• WordNet 3.6
    • n chin-wag light informal conversation for social occasions
    • ***


In literature:

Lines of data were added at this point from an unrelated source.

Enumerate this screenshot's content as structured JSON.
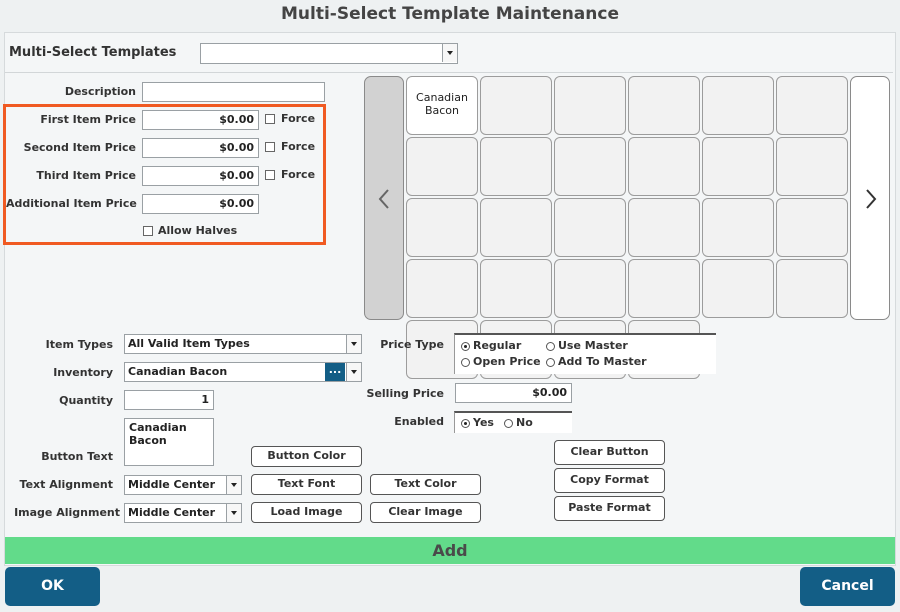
{
  "window": {
    "title": "Multi-Select Template Maintenance"
  },
  "templates": {
    "label": "Multi-Select Templates",
    "value": ""
  },
  "description": {
    "label": "Description",
    "value": ""
  },
  "prices": {
    "first_label": "First Item Price",
    "first_value": "$0.00",
    "second_label": "Second Item Price",
    "second_value": "$0.00",
    "third_label": "Third Item Price",
    "third_value": "$0.00",
    "additional_label": "Additional Item Price",
    "additional_value": "$0.00",
    "force_label": "Force",
    "allow_halves_label": "Allow Halves"
  },
  "grid": {
    "buttons": [
      "Canadian\nBacon",
      "",
      "",
      "",
      "",
      "",
      "",
      "",
      "",
      "",
      "",
      "",
      "",
      "",
      "",
      "",
      "",
      "",
      "",
      "",
      "",
      "",
      "",
      "",
      "",
      "",
      "",
      ""
    ]
  },
  "form": {
    "item_types_label": "Item Types",
    "item_types_value": "All Valid Item Types",
    "inventory_label": "Inventory",
    "inventory_value": "Canadian Bacon",
    "inventory_lookup": "...",
    "quantity_label": "Quantity",
    "quantity_value": "1",
    "button_text_label": "Button Text",
    "button_text_value": "Canadian\nBacon",
    "text_alignment_label": "Text Alignment",
    "text_alignment_value": "Middle Center",
    "image_alignment_label": "Image Alignment",
    "image_alignment_value": "Middle Center",
    "price_type_label": "Price Type",
    "price_type_options": [
      "Regular",
      "Use Master",
      "Open Price",
      "Add To Master"
    ],
    "price_type_selected": "Regular",
    "selling_price_label": "Selling Price",
    "selling_price_value": "$0.00",
    "enabled_label": "Enabled",
    "enabled_options": [
      "Yes",
      "No"
    ],
    "enabled_selected": "Yes"
  },
  "buttons": {
    "button_color": "Button Color",
    "text_font": "Text Font",
    "text_color": "Text Color",
    "load_image": "Load Image",
    "clear_image": "Clear Image",
    "clear_button": "Clear Button",
    "copy_format": "Copy Format",
    "paste_format": "Paste Format",
    "add": "Add",
    "ok": "OK",
    "cancel": "Cancel"
  },
  "colors": {
    "highlight": "#f05a22",
    "add_bar": "#62db8a",
    "primary": "#135e86"
  }
}
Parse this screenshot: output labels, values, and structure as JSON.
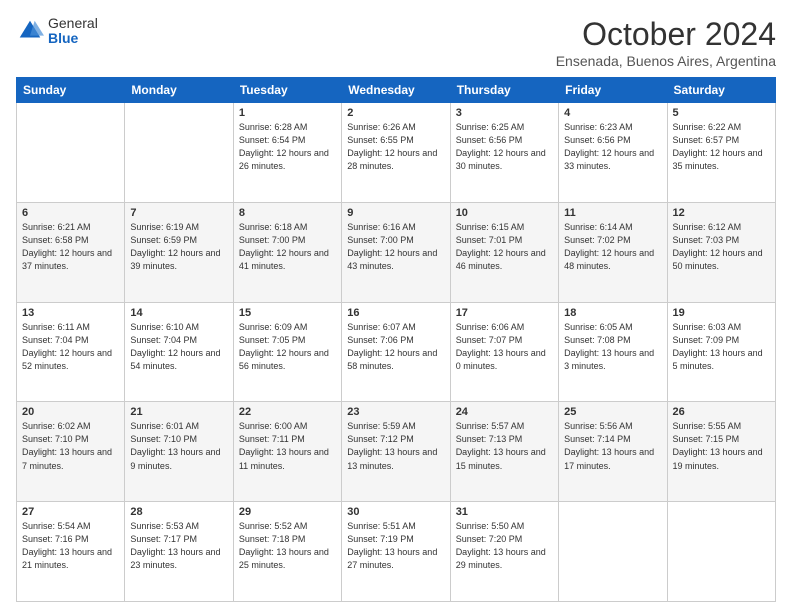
{
  "logo": {
    "general": "General",
    "blue": "Blue"
  },
  "header": {
    "month": "October 2024",
    "location": "Ensenada, Buenos Aires, Argentina"
  },
  "days_of_week": [
    "Sunday",
    "Monday",
    "Tuesday",
    "Wednesday",
    "Thursday",
    "Friday",
    "Saturday"
  ],
  "weeks": [
    [
      {
        "day": "",
        "sunrise": "",
        "sunset": "",
        "daylight": ""
      },
      {
        "day": "",
        "sunrise": "",
        "sunset": "",
        "daylight": ""
      },
      {
        "day": "1",
        "sunrise": "Sunrise: 6:28 AM",
        "sunset": "Sunset: 6:54 PM",
        "daylight": "Daylight: 12 hours and 26 minutes."
      },
      {
        "day": "2",
        "sunrise": "Sunrise: 6:26 AM",
        "sunset": "Sunset: 6:55 PM",
        "daylight": "Daylight: 12 hours and 28 minutes."
      },
      {
        "day": "3",
        "sunrise": "Sunrise: 6:25 AM",
        "sunset": "Sunset: 6:56 PM",
        "daylight": "Daylight: 12 hours and 30 minutes."
      },
      {
        "day": "4",
        "sunrise": "Sunrise: 6:23 AM",
        "sunset": "Sunset: 6:56 PM",
        "daylight": "Daylight: 12 hours and 33 minutes."
      },
      {
        "day": "5",
        "sunrise": "Sunrise: 6:22 AM",
        "sunset": "Sunset: 6:57 PM",
        "daylight": "Daylight: 12 hours and 35 minutes."
      }
    ],
    [
      {
        "day": "6",
        "sunrise": "Sunrise: 6:21 AM",
        "sunset": "Sunset: 6:58 PM",
        "daylight": "Daylight: 12 hours and 37 minutes."
      },
      {
        "day": "7",
        "sunrise": "Sunrise: 6:19 AM",
        "sunset": "Sunset: 6:59 PM",
        "daylight": "Daylight: 12 hours and 39 minutes."
      },
      {
        "day": "8",
        "sunrise": "Sunrise: 6:18 AM",
        "sunset": "Sunset: 7:00 PM",
        "daylight": "Daylight: 12 hours and 41 minutes."
      },
      {
        "day": "9",
        "sunrise": "Sunrise: 6:16 AM",
        "sunset": "Sunset: 7:00 PM",
        "daylight": "Daylight: 12 hours and 43 minutes."
      },
      {
        "day": "10",
        "sunrise": "Sunrise: 6:15 AM",
        "sunset": "Sunset: 7:01 PM",
        "daylight": "Daylight: 12 hours and 46 minutes."
      },
      {
        "day": "11",
        "sunrise": "Sunrise: 6:14 AM",
        "sunset": "Sunset: 7:02 PM",
        "daylight": "Daylight: 12 hours and 48 minutes."
      },
      {
        "day": "12",
        "sunrise": "Sunrise: 6:12 AM",
        "sunset": "Sunset: 7:03 PM",
        "daylight": "Daylight: 12 hours and 50 minutes."
      }
    ],
    [
      {
        "day": "13",
        "sunrise": "Sunrise: 6:11 AM",
        "sunset": "Sunset: 7:04 PM",
        "daylight": "Daylight: 12 hours and 52 minutes."
      },
      {
        "day": "14",
        "sunrise": "Sunrise: 6:10 AM",
        "sunset": "Sunset: 7:04 PM",
        "daylight": "Daylight: 12 hours and 54 minutes."
      },
      {
        "day": "15",
        "sunrise": "Sunrise: 6:09 AM",
        "sunset": "Sunset: 7:05 PM",
        "daylight": "Daylight: 12 hours and 56 minutes."
      },
      {
        "day": "16",
        "sunrise": "Sunrise: 6:07 AM",
        "sunset": "Sunset: 7:06 PM",
        "daylight": "Daylight: 12 hours and 58 minutes."
      },
      {
        "day": "17",
        "sunrise": "Sunrise: 6:06 AM",
        "sunset": "Sunset: 7:07 PM",
        "daylight": "Daylight: 13 hours and 0 minutes."
      },
      {
        "day": "18",
        "sunrise": "Sunrise: 6:05 AM",
        "sunset": "Sunset: 7:08 PM",
        "daylight": "Daylight: 13 hours and 3 minutes."
      },
      {
        "day": "19",
        "sunrise": "Sunrise: 6:03 AM",
        "sunset": "Sunset: 7:09 PM",
        "daylight": "Daylight: 13 hours and 5 minutes."
      }
    ],
    [
      {
        "day": "20",
        "sunrise": "Sunrise: 6:02 AM",
        "sunset": "Sunset: 7:10 PM",
        "daylight": "Daylight: 13 hours and 7 minutes."
      },
      {
        "day": "21",
        "sunrise": "Sunrise: 6:01 AM",
        "sunset": "Sunset: 7:10 PM",
        "daylight": "Daylight: 13 hours and 9 minutes."
      },
      {
        "day": "22",
        "sunrise": "Sunrise: 6:00 AM",
        "sunset": "Sunset: 7:11 PM",
        "daylight": "Daylight: 13 hours and 11 minutes."
      },
      {
        "day": "23",
        "sunrise": "Sunrise: 5:59 AM",
        "sunset": "Sunset: 7:12 PM",
        "daylight": "Daylight: 13 hours and 13 minutes."
      },
      {
        "day": "24",
        "sunrise": "Sunrise: 5:57 AM",
        "sunset": "Sunset: 7:13 PM",
        "daylight": "Daylight: 13 hours and 15 minutes."
      },
      {
        "day": "25",
        "sunrise": "Sunrise: 5:56 AM",
        "sunset": "Sunset: 7:14 PM",
        "daylight": "Daylight: 13 hours and 17 minutes."
      },
      {
        "day": "26",
        "sunrise": "Sunrise: 5:55 AM",
        "sunset": "Sunset: 7:15 PM",
        "daylight": "Daylight: 13 hours and 19 minutes."
      }
    ],
    [
      {
        "day": "27",
        "sunrise": "Sunrise: 5:54 AM",
        "sunset": "Sunset: 7:16 PM",
        "daylight": "Daylight: 13 hours and 21 minutes."
      },
      {
        "day": "28",
        "sunrise": "Sunrise: 5:53 AM",
        "sunset": "Sunset: 7:17 PM",
        "daylight": "Daylight: 13 hours and 23 minutes."
      },
      {
        "day": "29",
        "sunrise": "Sunrise: 5:52 AM",
        "sunset": "Sunset: 7:18 PM",
        "daylight": "Daylight: 13 hours and 25 minutes."
      },
      {
        "day": "30",
        "sunrise": "Sunrise: 5:51 AM",
        "sunset": "Sunset: 7:19 PM",
        "daylight": "Daylight: 13 hours and 27 minutes."
      },
      {
        "day": "31",
        "sunrise": "Sunrise: 5:50 AM",
        "sunset": "Sunset: 7:20 PM",
        "daylight": "Daylight: 13 hours and 29 minutes."
      },
      {
        "day": "",
        "sunrise": "",
        "sunset": "",
        "daylight": ""
      },
      {
        "day": "",
        "sunrise": "",
        "sunset": "",
        "daylight": ""
      }
    ]
  ]
}
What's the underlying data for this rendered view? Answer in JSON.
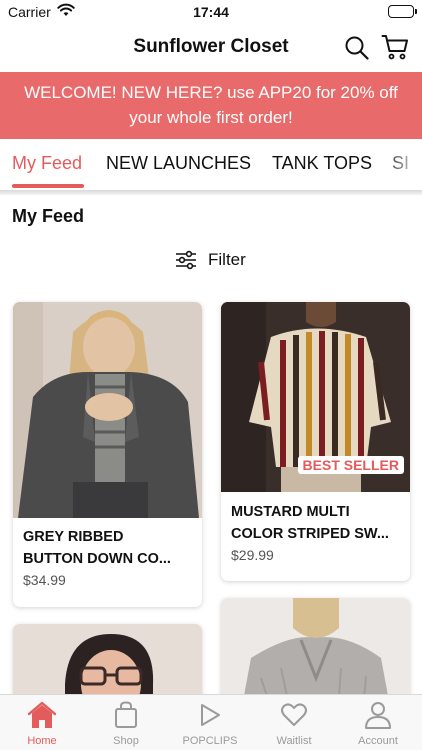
{
  "status_bar": {
    "carrier": "Carrier",
    "time": "17:44"
  },
  "header": {
    "title": "Sunflower Closet"
  },
  "promo": {
    "line1": "WELCOME! NEW HERE? use APP20 for 20% off",
    "line2": "your whole first order!"
  },
  "tabs": [
    {
      "label": "My Feed",
      "active": true
    },
    {
      "label": "NEW LAUNCHES",
      "active": false
    },
    {
      "label": "TANK TOPS",
      "active": false
    },
    {
      "label": "SI",
      "active": false
    }
  ],
  "feed": {
    "title": "My Feed",
    "filter_label": "Filter",
    "products": [
      {
        "name_line1": "GREY RIBBED",
        "name_line2": "BUTTON DOWN CO...",
        "price": "$34.99"
      },
      {
        "name_line1": "MUSTARD MULTI",
        "name_line2": "COLOR STRIPED SW...",
        "price": "$29.99",
        "badge": "BEST SELLER"
      }
    ]
  },
  "bottom_nav": [
    {
      "label": "Home",
      "icon": "home-icon",
      "active": true
    },
    {
      "label": "Shop",
      "icon": "shopping-bag-icon",
      "active": false
    },
    {
      "label": "POPCLIPS",
      "icon": "play-icon",
      "active": false
    },
    {
      "label": "Waitlist",
      "icon": "heart-icon",
      "active": false
    },
    {
      "label": "Account",
      "icon": "person-icon",
      "active": false
    }
  ],
  "colors": {
    "accent": "#e45b5b",
    "promo_bg": "#e96a6a",
    "inactive": "#9a9a9a"
  }
}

As he was incaudate it was conferred upon his chin, which he now wags with great profit and gratification except when he is at his meals.
"Fantastic Fables" by Ambrose Bierce
The older money-lender wagged his chin and smiled, but he originated no new remark, and they sat for some little time without speaking.
"The Life And Adventures Of Nicholas Nickleby" by Charles Dickens
Why am I to wag my chin and grin for Mrs. Brown's good pleasure?
"Roundabout Papers" by William Makepeace Thackeray
She lifted her chin and laughed, and the bulldog wagged his tail, as he always did when mirth touched her.
"The Puppet Crown" by Harold MacGrath
He wagged his old chin knowingly.
"Lord Jim" by Joseph Conrad
Rougon wagged her chin.
"Doctor Pascal" by Emile Zola
Even then, they'll have to tug the chin-clout tight, To keep her tongue from wagging.
"Krindlesyke" by Wilfrid Wilson Gibson
Hunt up an old friend or two and wag your chins.
"The Settling of the Sage" by Hal G. Evarts
Of course the men were frightfully keen, and it took me all my time to stop them from chin-wagging.
"The Submarine Hunters" by Percy F. Westerman
His small eyes were twinkling and his long chin beard wagged importantly.
"The Silent Readers" by William D. Lewis

In poetry:

At length the busy time begins,
"Come, neighbours, we must wag."
The money chinks, down drop their chins,
Each lugging out his bag.
"The Yearly Distress; Or, Tithing-Time At Stock In Essex" by William Cowper
Back of my back, they wag their chins,
Whinny and bleat and sigh;
But better a heart a-bloom with sins
Than hearts gone yellow and dry!
"The Whistling Girl" by Dorothy Parker